Data records for software interfaces:
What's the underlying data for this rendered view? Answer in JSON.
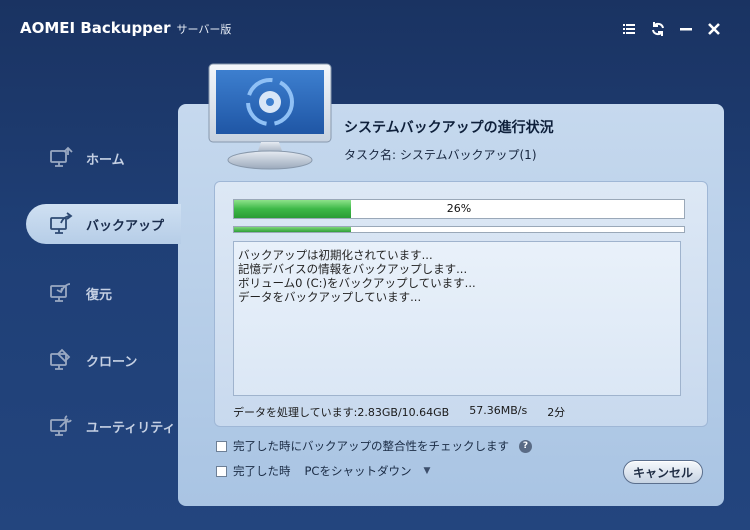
{
  "app": {
    "title": "AOMEI Backupper",
    "edition": "サーバー版"
  },
  "window_controls": [
    "menu-icon",
    "refresh-icon",
    "minimize-icon",
    "close-icon"
  ],
  "sidebar": {
    "items": [
      {
        "label": "ホーム",
        "icon": "home-monitor-icon",
        "active": false
      },
      {
        "label": "バックアップ",
        "icon": "backup-icon",
        "active": true
      },
      {
        "label": "復元",
        "icon": "restore-icon",
        "active": false
      },
      {
        "label": "クローン",
        "icon": "clone-icon",
        "active": false
      },
      {
        "label": "ユーティリティ",
        "icon": "utilities-icon",
        "active": false
      }
    ]
  },
  "main": {
    "heading": "システムバックアップの進行状況",
    "task_name": "タスク名: システムバックアップ(1)",
    "progress": {
      "percent": 26,
      "label": "26%"
    },
    "sub_progress": {
      "percent": 26
    },
    "log_lines": [
      "バックアップは初期化されています...",
      "記憶デバイスの情報をバックアップします...",
      "ボリューム0 (C:)をバックアップしています...",
      "データをバックアップしています..."
    ],
    "stats": {
      "processed": "データを処理しています:2.83GB/10.64GB",
      "speed": "57.36MB/s",
      "time": "2分"
    },
    "options": {
      "verify_label": "完了した時にバックアップの整合性をチェックします",
      "shutdown_label": "完了した時",
      "shutdown_value": "PCをシャットダウン"
    },
    "cancel_label": "キャンセル"
  },
  "colors": {
    "background": "#1f3f76",
    "panel": "#b8cfe9",
    "progress_fill": "#3db847"
  }
}
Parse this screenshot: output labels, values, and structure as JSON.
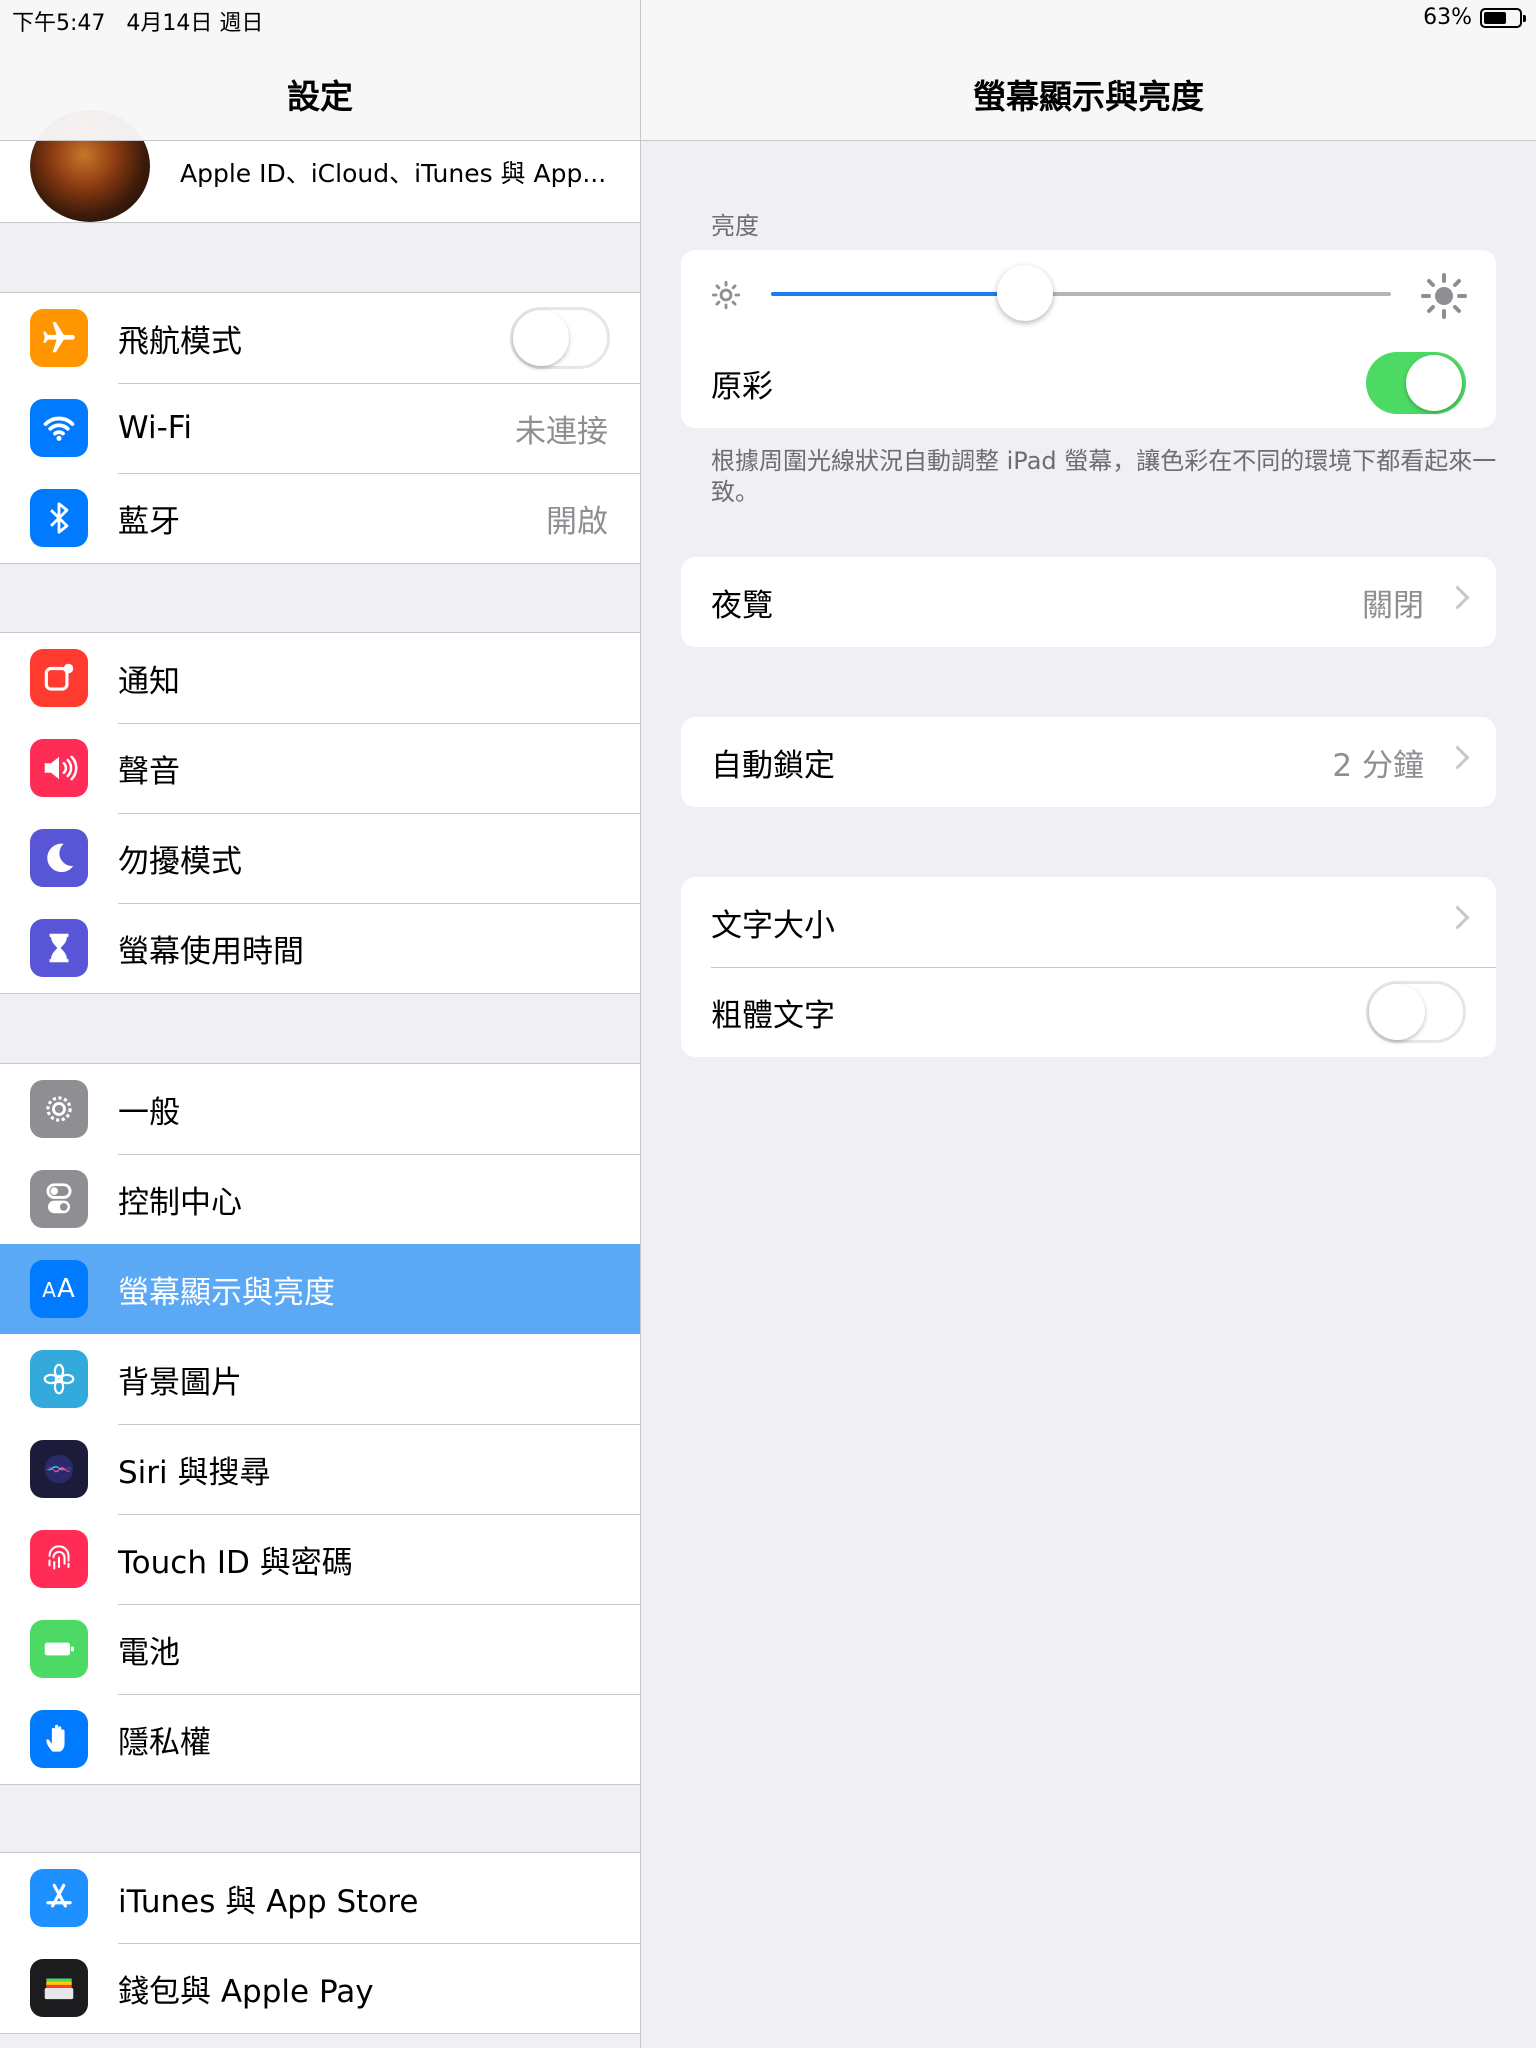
{
  "status_bar": {
    "time": "下午5:47",
    "date": "4月14日 週日",
    "battery": "63%",
    "battery_level": 0.63
  },
  "master": {
    "title": "設定",
    "profile_subtitle": "Apple ID、iCloud、iTunes 與 App...",
    "group1": [
      {
        "label": "飛航模式",
        "icon": "airplane-icon",
        "color": "#ff9500",
        "toggle": false
      },
      {
        "label": "Wi-Fi",
        "icon": "wifi-icon",
        "color": "#007aff",
        "detail": "未連接"
      },
      {
        "label": "藍牙",
        "icon": "bluetooth-icon",
        "color": "#007aff",
        "detail": "開啟"
      }
    ],
    "group2": [
      {
        "label": "通知",
        "icon": "notifications-icon",
        "color": "#ff3b30"
      },
      {
        "label": "聲音",
        "icon": "sound-icon",
        "color": "#ff2d55"
      },
      {
        "label": "勿擾模式",
        "icon": "moon-icon",
        "color": "#5856d6"
      },
      {
        "label": "螢幕使用時間",
        "icon": "hourglass-icon",
        "color": "#5856d6"
      }
    ],
    "group3": [
      {
        "label": "一般",
        "icon": "gear-icon",
        "color": "#8e8e93"
      },
      {
        "label": "控制中心",
        "icon": "toggles-icon",
        "color": "#8e8e93"
      },
      {
        "label": "螢幕顯示與亮度",
        "icon": "text-size-icon",
        "color": "#007aff",
        "selected": true,
        "icon_text": "AA"
      },
      {
        "label": "背景圖片",
        "icon": "flower-icon",
        "color": "#34aadc"
      },
      {
        "label": "Siri 與搜尋",
        "icon": "siri-icon",
        "color": "#1c1c3a"
      },
      {
        "label": "Touch ID 與密碼",
        "icon": "fingerprint-icon",
        "color": "#ff2d55"
      },
      {
        "label": "電池",
        "icon": "battery-icon",
        "color": "#4cd964"
      },
      {
        "label": "隱私權",
        "icon": "hand-icon",
        "color": "#007aff"
      }
    ],
    "group4": [
      {
        "label": "iTunes 與 App Store",
        "icon": "app-store-icon",
        "color": "#1e90ff"
      },
      {
        "label": "錢包與 Apple Pay",
        "icon": "wallet-icon",
        "color": "#1c1c1e"
      }
    ]
  },
  "detail": {
    "title": "螢幕顯示與亮度",
    "brightness_header": "亮度",
    "brightness_level": 0.41,
    "true_tone_label": "原彩",
    "true_tone_on": true,
    "true_tone_footer": "根據周圍光線狀況自動調整 iPad 螢幕，讓色彩在不同的環境下都看起來一致。",
    "night_shift_label": "夜覽",
    "night_shift_value": "關閉",
    "auto_lock_label": "自動鎖定",
    "auto_lock_value": "2 分鐘",
    "text_size_label": "文字大小",
    "bold_text_label": "粗體文字",
    "bold_text_on": false
  }
}
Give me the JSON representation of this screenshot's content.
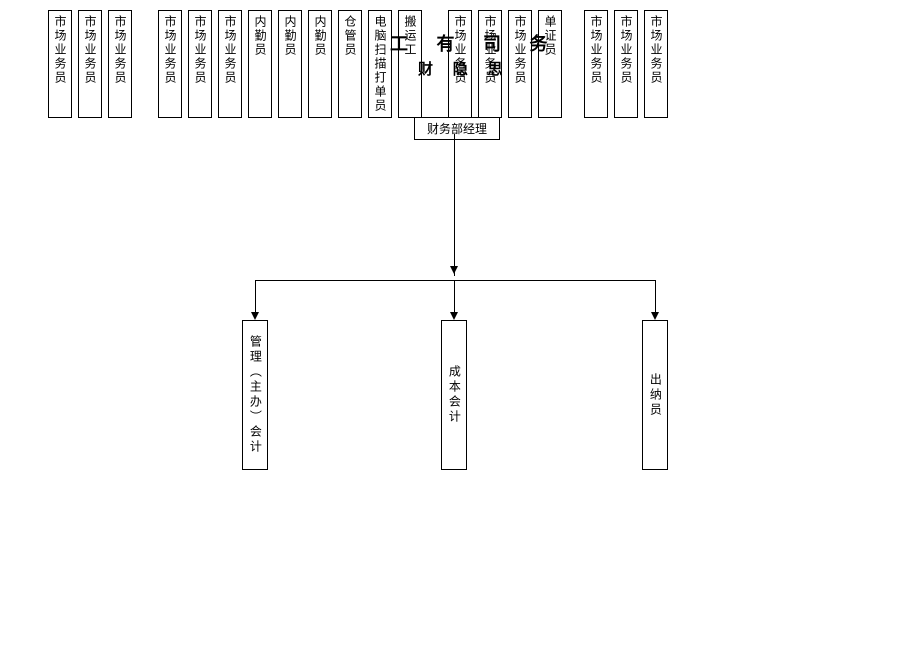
{
  "title": "工  有  司 务",
  "subtitle": "财  隐 思",
  "manager": "财务部经理",
  "top_boxes": [
    "市场业务员",
    "市场业务员",
    "市场业务员",
    "市场业务员",
    "市场业务员",
    "市场业务员",
    "内勤员",
    "内勤员",
    "内勤员",
    "仓管员",
    "电脑扫描打单员",
    "搬运工",
    "市场业务员",
    "市场业务员",
    "市场业务员",
    "单证员",
    "市场业务员",
    "市场业务员",
    "市场业务员"
  ],
  "bottom_boxes": [
    "管理（主办）会计",
    "成本会计",
    "出纳员"
  ]
}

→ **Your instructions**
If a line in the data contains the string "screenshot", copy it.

→ **Final answer**
Parse this screenshot: output labels, values, and structure as JSON.
Give me the JSON representation of this screenshot's content.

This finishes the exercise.